- **EXTRACTED ENTRIES**:
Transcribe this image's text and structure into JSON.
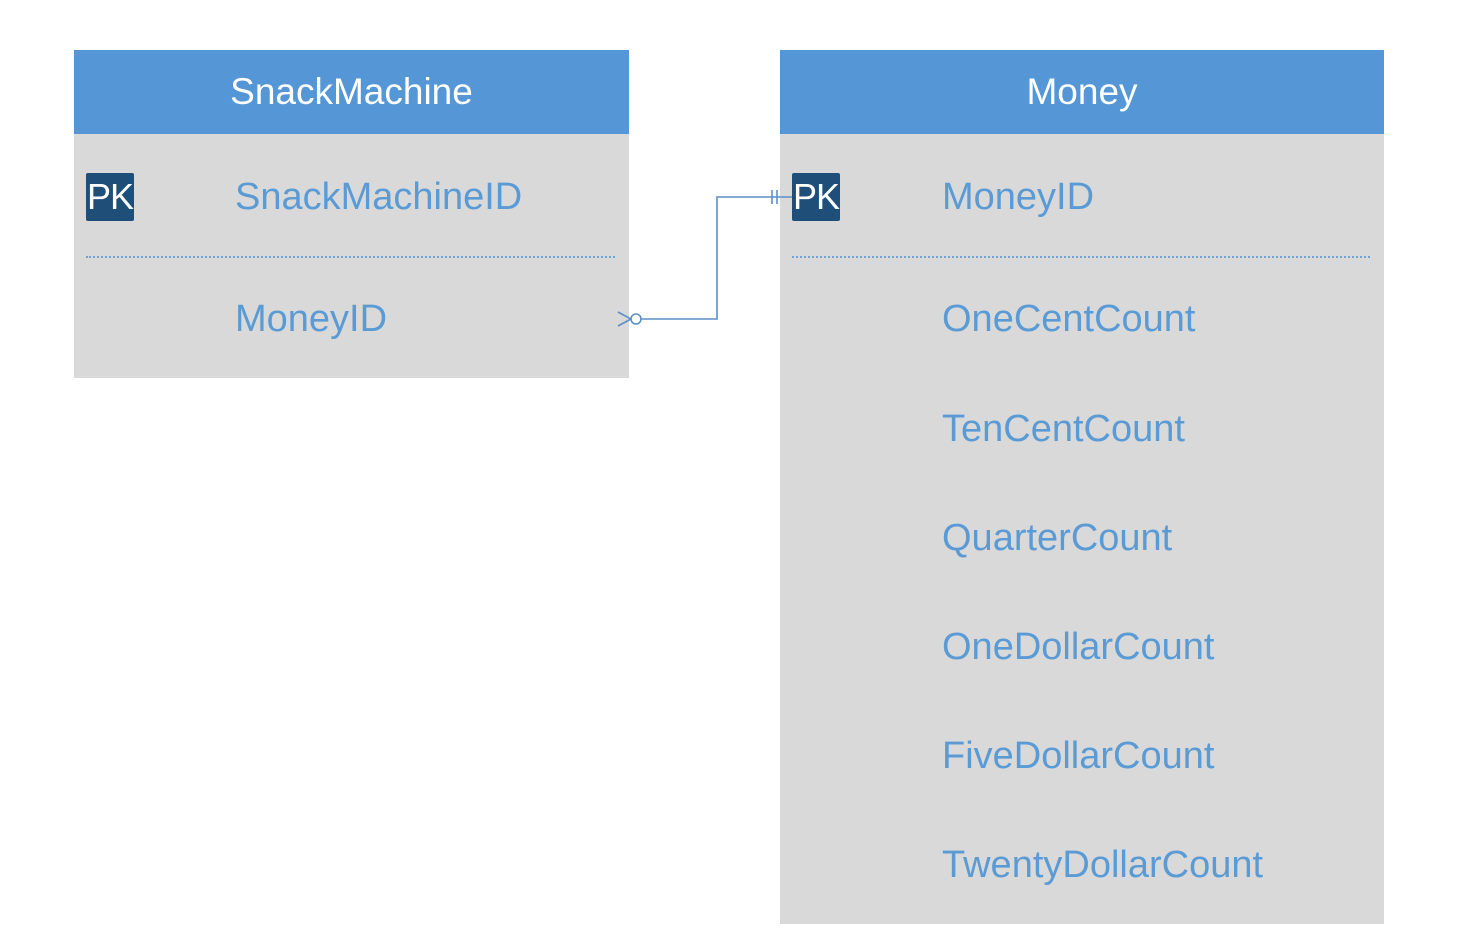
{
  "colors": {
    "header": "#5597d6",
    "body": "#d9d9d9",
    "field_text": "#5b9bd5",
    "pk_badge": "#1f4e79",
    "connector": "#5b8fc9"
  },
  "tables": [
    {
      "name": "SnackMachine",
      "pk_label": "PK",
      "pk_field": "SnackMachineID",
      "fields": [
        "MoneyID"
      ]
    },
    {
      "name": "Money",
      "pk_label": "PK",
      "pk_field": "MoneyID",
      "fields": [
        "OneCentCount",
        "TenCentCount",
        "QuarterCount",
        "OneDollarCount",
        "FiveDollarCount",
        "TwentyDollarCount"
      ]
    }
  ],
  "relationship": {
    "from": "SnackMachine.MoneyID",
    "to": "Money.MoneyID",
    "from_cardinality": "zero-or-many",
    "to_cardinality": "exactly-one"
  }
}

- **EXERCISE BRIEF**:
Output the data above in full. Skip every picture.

- **FINISHED EXERCISE**:
Transcribe this image's text and structure into JSON.
{
  "colors": {
    "header": "#5597d6",
    "body": "#d9d9d9",
    "field_text": "#5b9bd5",
    "pk_badge": "#1f4e79",
    "connector": "#5b8fc9"
  },
  "tables": [
    {
      "name": "SnackMachine",
      "pk_label": "PK",
      "pk_field": "SnackMachineID",
      "fields": [
        "MoneyID"
      ]
    },
    {
      "name": "Money",
      "pk_label": "PK",
      "pk_field": "MoneyID",
      "fields": [
        "OneCentCount",
        "TenCentCount",
        "QuarterCount",
        "OneDollarCount",
        "FiveDollarCount",
        "TwentyDollarCount"
      ]
    }
  ],
  "relationship": {
    "from": "SnackMachine.MoneyID",
    "to": "Money.MoneyID",
    "from_cardinality": "zero-or-many",
    "to_cardinality": "exactly-one"
  }
}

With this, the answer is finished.